One of the major projects it initiated in the early part of the 18th century was the Great South Wall. They used a series of timber piles which formed the Eastern end of the Great South Wall out to approximately where the lighthouse is today. Later the timber piles were replaced by concrete which are there today. This is beautifully made and if you look carefully you can see that there is a lot of bends in the wall to follow where they could get firm spots.

In 1888 we had the first development of electricity and the first electric lights in the streets shortly after that. At the end of the 19th century electricity became more readily available. This led to a whole load of micro companies setting up their own energy companies, a bit like now with renewable energy where everybody is trying to get on the band wagon.
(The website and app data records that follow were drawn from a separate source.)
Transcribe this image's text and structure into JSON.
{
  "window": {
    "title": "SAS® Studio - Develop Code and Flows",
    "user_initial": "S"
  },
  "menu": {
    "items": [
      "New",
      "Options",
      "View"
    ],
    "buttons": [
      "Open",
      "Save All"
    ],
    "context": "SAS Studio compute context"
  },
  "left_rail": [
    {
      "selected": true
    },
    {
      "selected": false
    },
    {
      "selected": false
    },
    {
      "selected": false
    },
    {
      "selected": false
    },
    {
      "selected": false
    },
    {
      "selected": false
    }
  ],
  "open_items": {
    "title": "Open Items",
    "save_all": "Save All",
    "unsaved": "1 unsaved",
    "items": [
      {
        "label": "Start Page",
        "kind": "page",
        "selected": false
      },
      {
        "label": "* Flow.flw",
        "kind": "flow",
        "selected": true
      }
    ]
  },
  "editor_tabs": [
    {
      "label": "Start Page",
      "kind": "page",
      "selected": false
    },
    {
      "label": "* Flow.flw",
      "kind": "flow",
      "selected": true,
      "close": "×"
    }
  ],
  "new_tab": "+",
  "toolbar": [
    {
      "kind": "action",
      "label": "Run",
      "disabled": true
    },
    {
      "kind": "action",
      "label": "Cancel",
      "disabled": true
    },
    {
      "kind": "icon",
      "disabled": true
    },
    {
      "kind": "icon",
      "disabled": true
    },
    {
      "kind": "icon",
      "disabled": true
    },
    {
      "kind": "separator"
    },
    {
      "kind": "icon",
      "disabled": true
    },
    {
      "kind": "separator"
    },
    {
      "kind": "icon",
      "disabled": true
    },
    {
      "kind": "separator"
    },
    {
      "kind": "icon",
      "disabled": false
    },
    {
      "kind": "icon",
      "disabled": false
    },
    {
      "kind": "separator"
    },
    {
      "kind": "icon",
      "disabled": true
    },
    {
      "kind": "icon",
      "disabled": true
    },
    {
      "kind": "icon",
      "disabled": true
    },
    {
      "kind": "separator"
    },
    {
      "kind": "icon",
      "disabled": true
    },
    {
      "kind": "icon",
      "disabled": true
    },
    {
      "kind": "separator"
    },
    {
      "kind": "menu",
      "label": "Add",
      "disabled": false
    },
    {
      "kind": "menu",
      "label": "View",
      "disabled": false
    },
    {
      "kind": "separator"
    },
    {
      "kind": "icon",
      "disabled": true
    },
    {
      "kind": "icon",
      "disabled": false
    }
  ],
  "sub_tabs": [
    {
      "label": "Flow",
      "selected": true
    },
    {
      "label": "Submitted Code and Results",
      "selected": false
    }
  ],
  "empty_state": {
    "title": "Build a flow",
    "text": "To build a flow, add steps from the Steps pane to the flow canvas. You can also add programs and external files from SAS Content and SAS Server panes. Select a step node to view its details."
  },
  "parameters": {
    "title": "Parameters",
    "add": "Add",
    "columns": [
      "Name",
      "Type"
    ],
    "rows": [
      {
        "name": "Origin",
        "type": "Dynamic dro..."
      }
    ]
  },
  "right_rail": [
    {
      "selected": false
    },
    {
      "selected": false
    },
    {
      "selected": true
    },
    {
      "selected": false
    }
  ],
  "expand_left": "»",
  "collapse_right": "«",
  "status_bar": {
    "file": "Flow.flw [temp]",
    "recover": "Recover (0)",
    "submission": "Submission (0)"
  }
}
Unfortunately, this led to a very irregular service and Dublin Corporation set up its own energy making company out of Fleet Street. They realized they needed to take this onto a bigger scale so after a lot of debate, the decision was made to set up Dublinís first sizeable power station at Poolbeg. At the same time the city was developing a municipal sewage treatment works and wanted to develop them both out there. At the time the lands were in the control of the military.

In February 1902 the first phase of the power station took place when the first foundation stone was laid. Then in 1911 power was in such great demand that the power station was extended quite significantly and one of the interesting aspects of what was known as the Dublin Electricity Generating Station was that it was so far out from customers it was required to use three phase electricity. This was quite controversial at the time and a bit of a risk and certaintly it was the first use of three phase electicity in the British Isles and maybe the first use in an urban context worldwide as well.

In 1927 the ESB was established and with the beginning of the Irish State a lot of positive independent Irish companies looked forward to the future. In 1928 Ardnacrusha Power Plant was developed on the Shannon and the thinking was that hydroelectric power was the way forward. Poolbeg was downscaled and power production was halved temporarily. In the 1930’s we had two years of draught on the Shannon which caused another phase of investment in the development of the Poolbeg Power Station. This is more or less what we see today. The iconic red and white chimneys, one of the most recognized landmarks in modern Ireland puffed their last plume of smoke in 2010 and due to lack of use will disintegrate naturally. The power station, pigeon house hotel, harbour and fort are currently being explored for military, industrial and maritime heritage in a conservation plan orchestrated by Dublin City Council.

By Jason McDonnell